# Activity
Write out the records below exactly as they appear, skipping each picture.

══ Data listing ══

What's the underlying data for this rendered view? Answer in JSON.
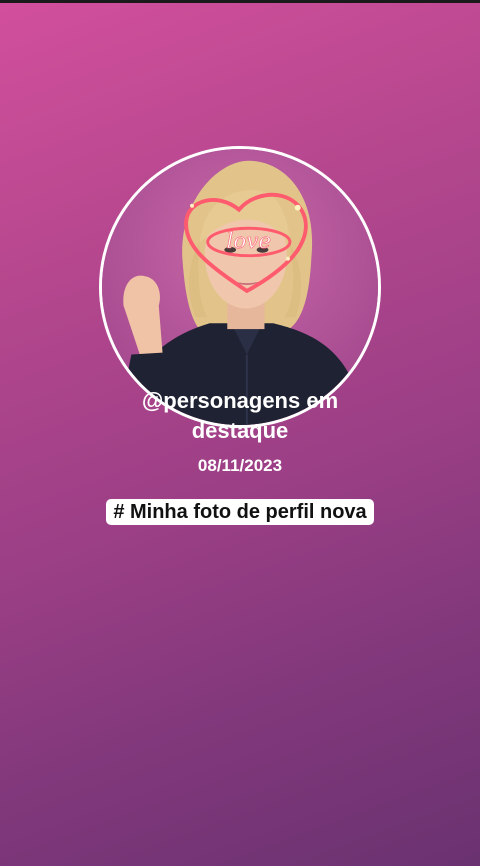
{
  "profile": {
    "handle": "@personagens em destaque",
    "date": "08/11/2023",
    "caption": "# Minha foto de perfil nova",
    "photo_sticker_text": "love"
  },
  "colors": {
    "gradient_top": "#d24f9d",
    "gradient_bottom": "#6a3270",
    "ring": "#ffffff",
    "sticker": "#ff5b6e"
  }
}
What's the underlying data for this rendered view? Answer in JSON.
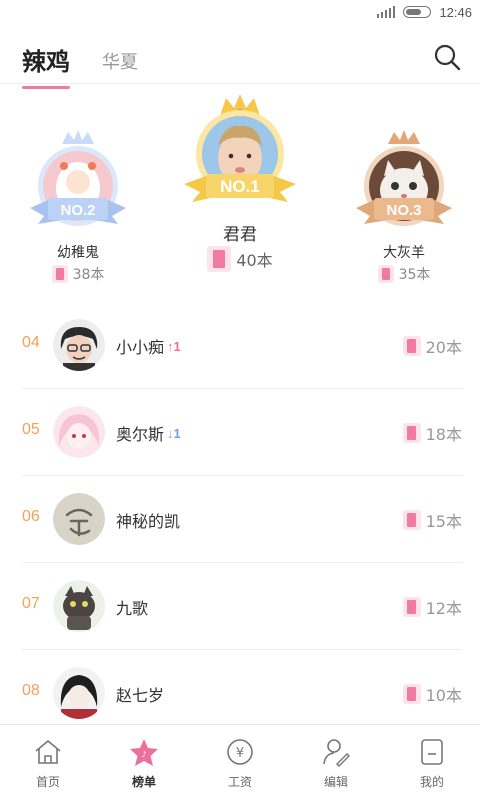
{
  "status_bar": {
    "time": "12:46"
  },
  "header": {
    "tabs": [
      {
        "label": "辣鸡",
        "active": true
      },
      {
        "label": "华夏",
        "active": false
      }
    ]
  },
  "podium": {
    "first": {
      "badge": "NO.1",
      "name": "君君",
      "count": "40本"
    },
    "second": {
      "badge": "NO.2",
      "name": "幼稚鬼",
      "count": "38本"
    },
    "third": {
      "badge": "NO.3",
      "name": "大灰羊",
      "count": "35本"
    }
  },
  "ranking": [
    {
      "rank": "04",
      "name": "小小痴",
      "trend": "↑1",
      "trend_dir": "up",
      "count": "20本"
    },
    {
      "rank": "05",
      "name": "奥尔斯",
      "trend": "↓1",
      "trend_dir": "down",
      "count": "18本"
    },
    {
      "rank": "06",
      "name": "神秘的凯",
      "trend": "",
      "trend_dir": "",
      "count": "15本"
    },
    {
      "rank": "07",
      "name": "九歌",
      "trend": "",
      "trend_dir": "",
      "count": "12本"
    },
    {
      "rank": "08",
      "name": "赵七岁",
      "trend": "",
      "trend_dir": "",
      "count": "10本"
    }
  ],
  "bottom_nav": [
    {
      "label": "首页",
      "icon": "home-icon",
      "active": false
    },
    {
      "label": "榜单",
      "icon": "star-icon",
      "active": true
    },
    {
      "label": "工资",
      "icon": "yen-coin-icon",
      "active": false
    },
    {
      "label": "编辑",
      "icon": "edit-icon",
      "active": false
    },
    {
      "label": "我的",
      "icon": "profile-icon",
      "active": false
    }
  ],
  "colors": {
    "accent_pink": "#f07aa0",
    "rank_orange": "#f0a35a",
    "gold": "#f5c84a",
    "silver_blue": "#a9c3ee",
    "bronze": "#e0a878"
  }
}
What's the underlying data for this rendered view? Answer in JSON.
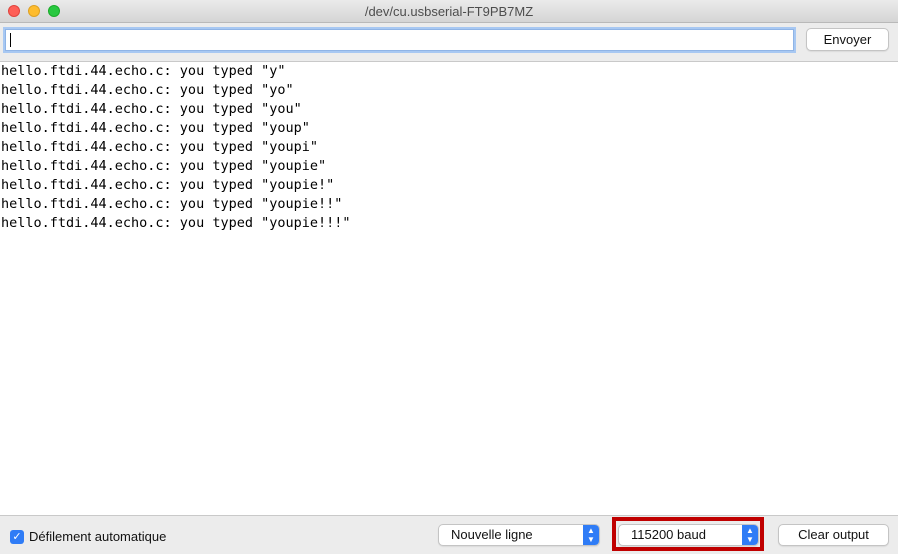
{
  "window": {
    "title": "/dev/cu.usbserial-FT9PB7MZ"
  },
  "toolbar": {
    "input_value": "",
    "send_label": "Envoyer"
  },
  "output": {
    "lines": [
      "hello.ftdi.44.echo.c: you typed \"y\"",
      "hello.ftdi.44.echo.c: you typed \"yo\"",
      "hello.ftdi.44.echo.c: you typed \"you\"",
      "hello.ftdi.44.echo.c: you typed \"youp\"",
      "hello.ftdi.44.echo.c: you typed \"youpi\"",
      "hello.ftdi.44.echo.c: you typed \"youpie\"",
      "hello.ftdi.44.echo.c: you typed \"youpie!\"",
      "hello.ftdi.44.echo.c: you typed \"youpie!!\"",
      "hello.ftdi.44.echo.c: you typed \"youpie!!!\""
    ]
  },
  "footer": {
    "autoscroll_checked": true,
    "autoscroll_label": "Défilement automatique",
    "line_ending_value": "Nouvelle ligne",
    "baud_value": "115200  baud",
    "clear_label": "Clear output"
  },
  "colors": {
    "accent": "#2f7cf6",
    "highlight_box": "#c00000"
  },
  "icons": {
    "checkbox": "check-icon",
    "select_stepper": "up-down-chevron-icon"
  }
}
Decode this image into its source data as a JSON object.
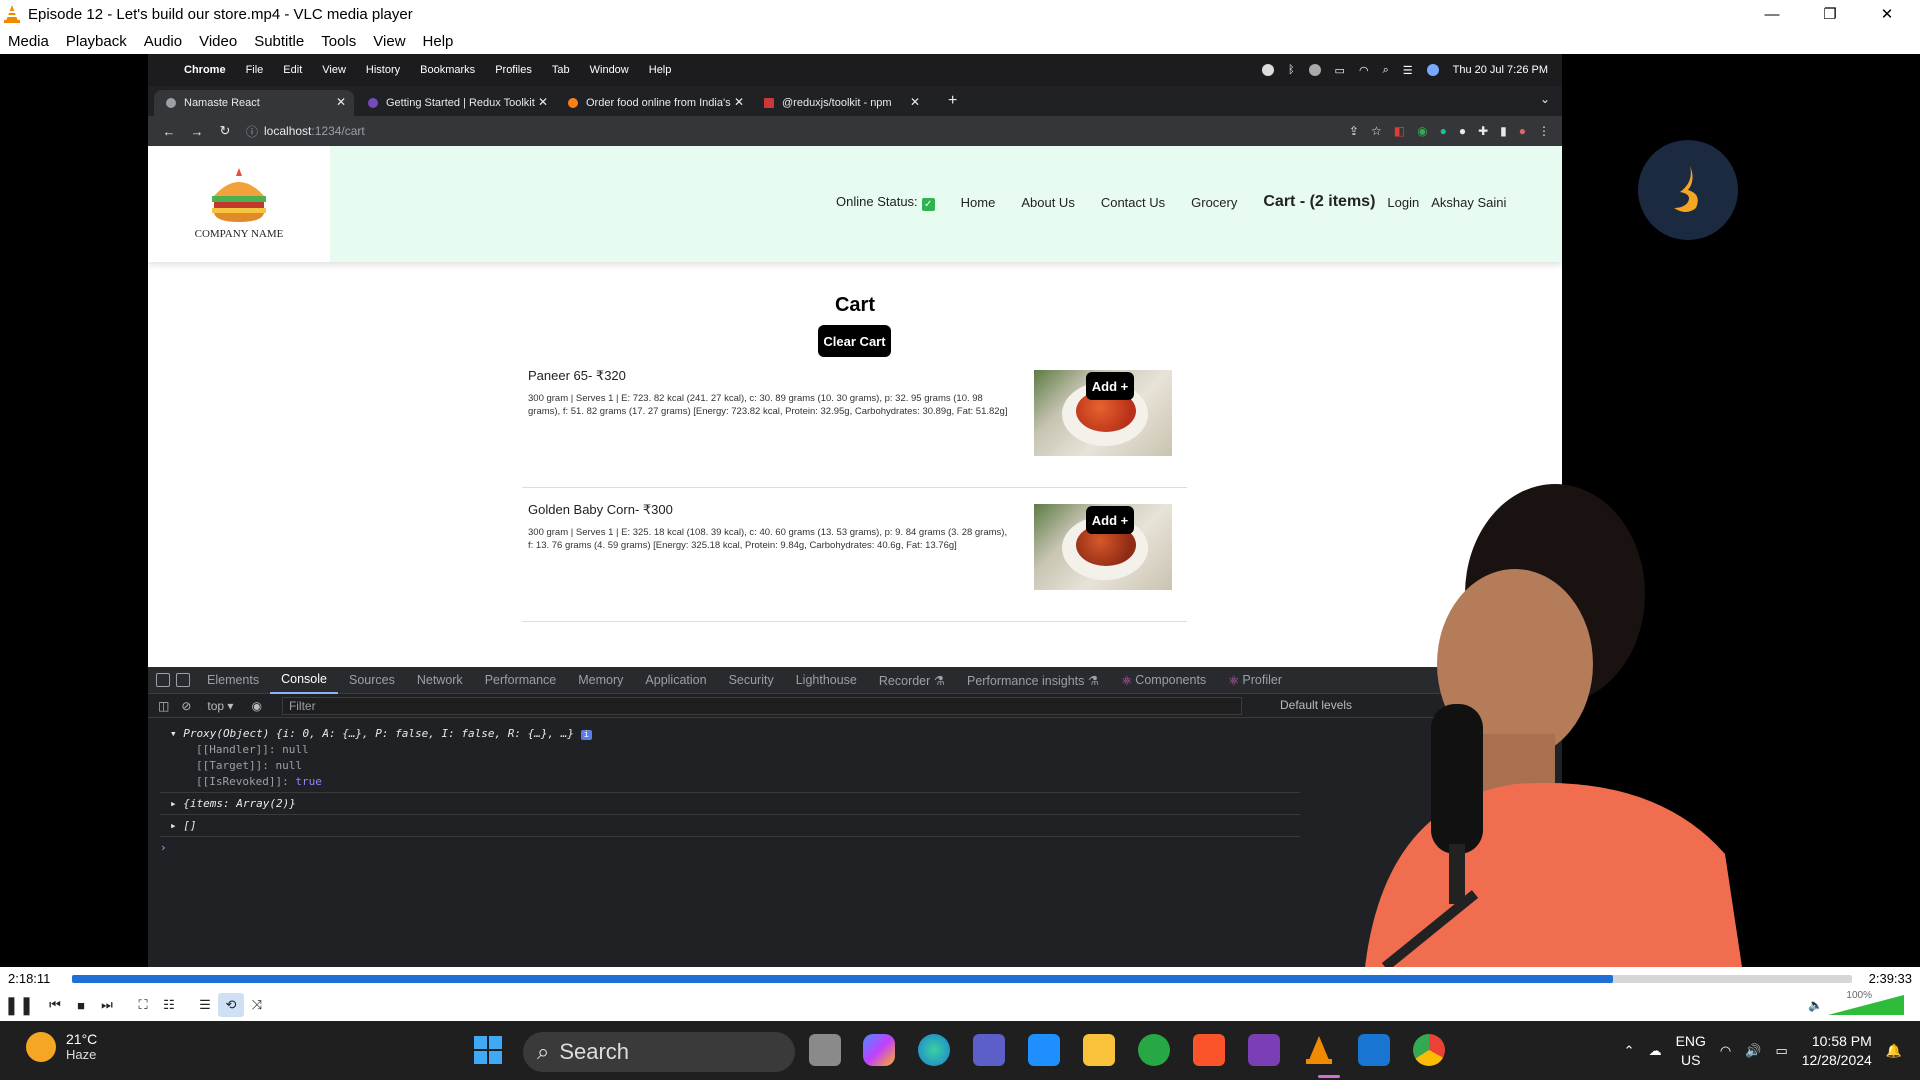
{
  "vlc": {
    "window_title": "Episode 12 - Let's build our store.mp4 - VLC media player",
    "window_controls": [
      "—",
      "❐",
      "✕"
    ],
    "menu": [
      "Media",
      "Playback",
      "Audio",
      "Video",
      "Subtitle",
      "Tools",
      "View",
      "Help"
    ],
    "time_elapsed": "2:18:11",
    "time_total": "2:39:33",
    "progress": 0.866,
    "volume_label": "100%",
    "volume": 1.0
  },
  "mac": {
    "apple": "",
    "menu": [
      "Chrome",
      "File",
      "Edit",
      "View",
      "History",
      "Bookmarks",
      "Profiles",
      "Tab",
      "Window",
      "Help"
    ],
    "datetime": "Thu 20 Jul  7:26 PM"
  },
  "chrome": {
    "tabs": [
      {
        "label": "Namaste React",
        "color": "#9aa0a6"
      },
      {
        "label": "Getting Started | Redux Toolkit",
        "color": "#764abc"
      },
      {
        "label": "Order food online from India's",
        "color": "#fc8019"
      },
      {
        "label": "@reduxjs/toolkit - npm",
        "color": "#cb3837"
      }
    ],
    "close": "✕",
    "new_tab": "+",
    "tab_menu": "⌄",
    "nav": [
      "←",
      "→",
      "↻"
    ],
    "url_host": "localhost",
    "url_path": ":1234/cart"
  },
  "site": {
    "company_name": "COMPANY NAME",
    "online_status": "Online Status:",
    "online_check": "✓",
    "nav": [
      "Home",
      "About Us",
      "Contact Us",
      "Grocery"
    ],
    "cart": "Cart - (2 items)",
    "login": "Login",
    "user": "Akshay Saini",
    "cart_title": "Cart",
    "clear_cart": "Clear Cart",
    "add_button": "Add +",
    "items": [
      {
        "name": "Paneer 65- ₹320",
        "desc": "300 gram | Serves 1 | E: 723. 82 kcal (241. 27 kcal), c: 30. 89 grams (10. 30 grams), p: 32. 95 grams (10. 98 grams), f: 51. 82 grams (17. 27 grams) [Energy: 723.82 kcal, Protein: 32.95g, Carbohydrates: 30.89g, Fat: 51.82g]"
      },
      {
        "name": "Golden Baby Corn- ₹300",
        "desc": "300 gram | Serves 1 | E: 325. 18 kcal (108. 39 kcal), c: 40. 60 grams (13. 53 grams), p: 9. 84 grams (3. 28 grams), f: 13. 76 grams (4. 59 grams) [Energy: 325.18 kcal, Protein: 9.84g, Carbohydrates: 40.6g, Fat: 13.76g]"
      }
    ]
  },
  "devtools": {
    "tabs": [
      "Elements",
      "Console",
      "Sources",
      "Network",
      "Performance",
      "Memory",
      "Application",
      "Security",
      "Lighthouse",
      "Recorder ⚗",
      "Performance insights ⚗",
      "Components",
      "Profiler"
    ],
    "active_tab": "Console",
    "context": "top",
    "filter_placeholder": "Filter",
    "levels": "Default levels",
    "lines": {
      "proxy_head": "Proxy(Object) {i: 0, A: {…}, P: false, I: false, R: {…}, …}",
      "handler": "[[Handler]]: ",
      "handler_val": "null",
      "target": "[[Target]]: ",
      "target_val": "null",
      "revoked": "[[IsRevoked]]: ",
      "revoked_val": "true",
      "items": "{items: Array(2)}",
      "empty_arr": "[]",
      "prompt": "›"
    }
  },
  "taskbar": {
    "temperature": "21°C",
    "weather": "Haze",
    "search": "Search",
    "lang_1": "ENG",
    "lang_2": "US",
    "time": "10:58 PM",
    "date": "12/28/2024",
    "icons": [
      "windows-start",
      "task-view",
      "copilot",
      "edge",
      "teams",
      "mail",
      "file-explorer",
      "xbox",
      "brave",
      "app",
      "vlc",
      "vscode",
      "chrome"
    ]
  }
}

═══

# Answer to the exercise
What's the underlying data for this rendered view? Answer in JSON.
{
  "profile": {
    "handle": "@personagens em destaque",
    "date": "08/11/2023",
    "caption": "# Minha foto de perfil nova",
    "photo_sticker_text": "love"
  },
  "colors": {
    "gradient_top": "#d24f9d",
    "gradient_bottom": "#6a3270",
    "ring": "#ffffff",
    "sticker": "#ff5b6e"
  }
}
What's the underlying data for this rendered view? Answer in JSON.
{
  "status_bar": {
    "time": "12:46"
  },
  "header": {
    "tabs": [
      {
        "label": "辣鸡",
        "active": true
      },
      {
        "label": "华夏",
        "active": false
      }
    ]
  },
  "podium": {
    "first": {
      "badge": "NO.1",
      "name": "君君",
      "count": "40本"
    },
    "second": {
      "badge": "NO.2",
      "name": "幼稚鬼",
      "count": "38本"
    },
    "third": {
      "badge": "NO.3",
      "name": "大灰羊",
      "count": "35本"
    }
  },
  "ranking": [
    {
      "rank": "04",
      "name": "小小痴",
      "trend": "↑1",
      "trend_dir": "up",
      "count": "20本"
    },
    {
      "rank": "05",
      "name": "奥尔斯",
      "trend": "↓1",
      "trend_dir": "down",
      "count": "18本"
    },
    {
      "rank": "06",
      "name": "神秘的凯",
      "trend": "",
      "trend_dir": "",
      "count": "15本"
    },
    {
      "rank": "07",
      "name": "九歌",
      "trend": "",
      "trend_dir": "",
      "count": "12本"
    },
    {
      "rank": "08",
      "name": "赵七岁",
      "trend": "",
      "trend_dir": "",
      "count": "10本"
    }
  ],
  "bottom_nav": [
    {
      "label": "首页",
      "icon": "home-icon",
      "active": false
    },
    {
      "label": "榜单",
      "icon": "star-icon",
      "active": true
    },
    {
      "label": "工资",
      "icon": "yen-coin-icon",
      "active": false
    },
    {
      "label": "编辑",
      "icon": "edit-icon",
      "active": false
    },
    {
      "label": "我的",
      "icon": "profile-icon",
      "active": false
    }
  ],
  "colors": {
    "accent_pink": "#f07aa0",
    "rank_orange": "#f0a35a",
    "gold": "#f5c84a",
    "silver_blue": "#a9c3ee",
    "bronze": "#e0a878"
  }
}
What's the underlying data for this rendered view? Answer in JSON.
{
  "window": {
    "title": "/dev/cu.usbserial-FT9PB7MZ"
  },
  "toolbar": {
    "input_value": "",
    "send_label": "Envoyer"
  },
  "output": {
    "lines": [
      "hello.ftdi.44.echo.c: you typed \"y\"",
      "hello.ftdi.44.echo.c: you typed \"yo\"",
      "hello.ftdi.44.echo.c: you typed \"you\"",
      "hello.ftdi.44.echo.c: you typed \"youp\"",
      "hello.ftdi.44.echo.c: you typed \"youpi\"",
      "hello.ftdi.44.echo.c: you typed \"youpie\"",
      "hello.ftdi.44.echo.c: you typed \"youpie!\"",
      "hello.ftdi.44.echo.c: you typed \"youpie!!\"",
      "hello.ftdi.44.echo.c: you typed \"youpie!!!\""
    ]
  },
  "footer": {
    "autoscroll_checked": true,
    "autoscroll_label": "Défilement automatique",
    "line_ending_value": "Nouvelle ligne",
    "baud_value": "115200  baud",
    "clear_label": "Clear output"
  },
  "colors": {
    "accent": "#2f7cf6",
    "highlight_box": "#c00000"
  },
  "icons": {
    "checkbox": "check-icon",
    "select_stepper": "up-down-chevron-icon"
  }
}
Decode this image into its source data as a JSON object.
{
  "vlc": {
    "window_title": "Episode 12 - Let's build our store.mp4 - VLC media player",
    "window_controls": [
      "—",
      "❐",
      "✕"
    ],
    "menu": [
      "Media",
      "Playback",
      "Audio",
      "Video",
      "Subtitle",
      "Tools",
      "View",
      "Help"
    ],
    "time_elapsed": "2:18:11",
    "time_total": "2:39:33",
    "progress": 0.866,
    "volume_label": "100%",
    "volume": 1.0
  },
  "mac": {
    "apple": "",
    "menu": [
      "Chrome",
      "File",
      "Edit",
      "View",
      "History",
      "Bookmarks",
      "Profiles",
      "Tab",
      "Window",
      "Help"
    ],
    "datetime": "Thu 20 Jul  7:26 PM"
  },
  "chrome": {
    "tabs": [
      {
        "label": "Namaste React",
        "color": "#9aa0a6"
      },
      {
        "label": "Getting Started | Redux Toolkit",
        "color": "#764abc"
      },
      {
        "label": "Order food online from India's",
        "color": "#fc8019"
      },
      {
        "label": "@reduxjs/toolkit - npm",
        "color": "#cb3837"
      }
    ],
    "close": "✕",
    "new_tab": "+",
    "tab_menu": "⌄",
    "nav": [
      "←",
      "→",
      "↻"
    ],
    "url_host": "localhost",
    "url_path": ":1234/cart"
  },
  "site": {
    "company_name": "COMPANY NAME",
    "online_status": "Online Status:",
    "online_check": "✓",
    "nav": [
      "Home",
      "About Us",
      "Contact Us",
      "Grocery"
    ],
    "cart": "Cart - (2 items)",
    "login": "Login",
    "user": "Akshay Saini",
    "cart_title": "Cart",
    "clear_cart": "Clear Cart",
    "add_button": "Add +",
    "items": [
      {
        "name": "Paneer 65- ₹320",
        "desc": "300 gram | Serves 1 | E: 723. 82 kcal (241. 27 kcal), c: 30. 89 grams (10. 30 grams), p: 32. 95 grams (10. 98 grams), f: 51. 82 grams (17. 27 grams) [Energy: 723.82 kcal, Protein: 32.95g, Carbohydrates: 30.89g, Fat: 51.82g]"
      },
      {
        "name": "Golden Baby Corn- ₹300",
        "desc": "300 gram | Serves 1 | E: 325. 18 kcal (108. 39 kcal), c: 40. 60 grams (13. 53 grams), p: 9. 84 grams (3. 28 grams), f: 13. 76 grams (4. 59 grams) [Energy: 325.18 kcal, Protein: 9.84g, Carbohydrates: 40.6g, Fat: 13.76g]"
      }
    ]
  },
  "devtools": {
    "tabs": [
      "Elements",
      "Console",
      "Sources",
      "Network",
      "Performance",
      "Memory",
      "Application",
      "Security",
      "Lighthouse",
      "Recorder ⚗",
      "Performance insights ⚗",
      "Components",
      "Profiler"
    ],
    "active_tab": "Console",
    "context": "top",
    "filter_placeholder": "Filter",
    "levels": "Default levels",
    "lines": {
      "proxy_head": "Proxy(Object) {i: 0, A: {…}, P: false, I: false, R: {…}, …}",
      "handler": "[[Handler]]: ",
      "handler_val": "null",
      "target": "[[Target]]: ",
      "target_val": "null",
      "revoked": "[[IsRevoked]]: ",
      "revoked_val": "true",
      "items": "{items: Array(2)}",
      "empty_arr": "[]",
      "prompt": "›"
    }
  },
  "taskbar": {
    "temperature": "21°C",
    "weather": "Haze",
    "search": "Search",
    "lang_1": "ENG",
    "lang_2": "US",
    "time": "10:58 PM",
    "date": "12/28/2024",
    "icons": [
      "windows-start",
      "task-view",
      "copilot",
      "edge",
      "teams",
      "mail",
      "file-explorer",
      "xbox",
      "brave",
      "app",
      "vlc",
      "vscode",
      "chrome"
    ]
  }
}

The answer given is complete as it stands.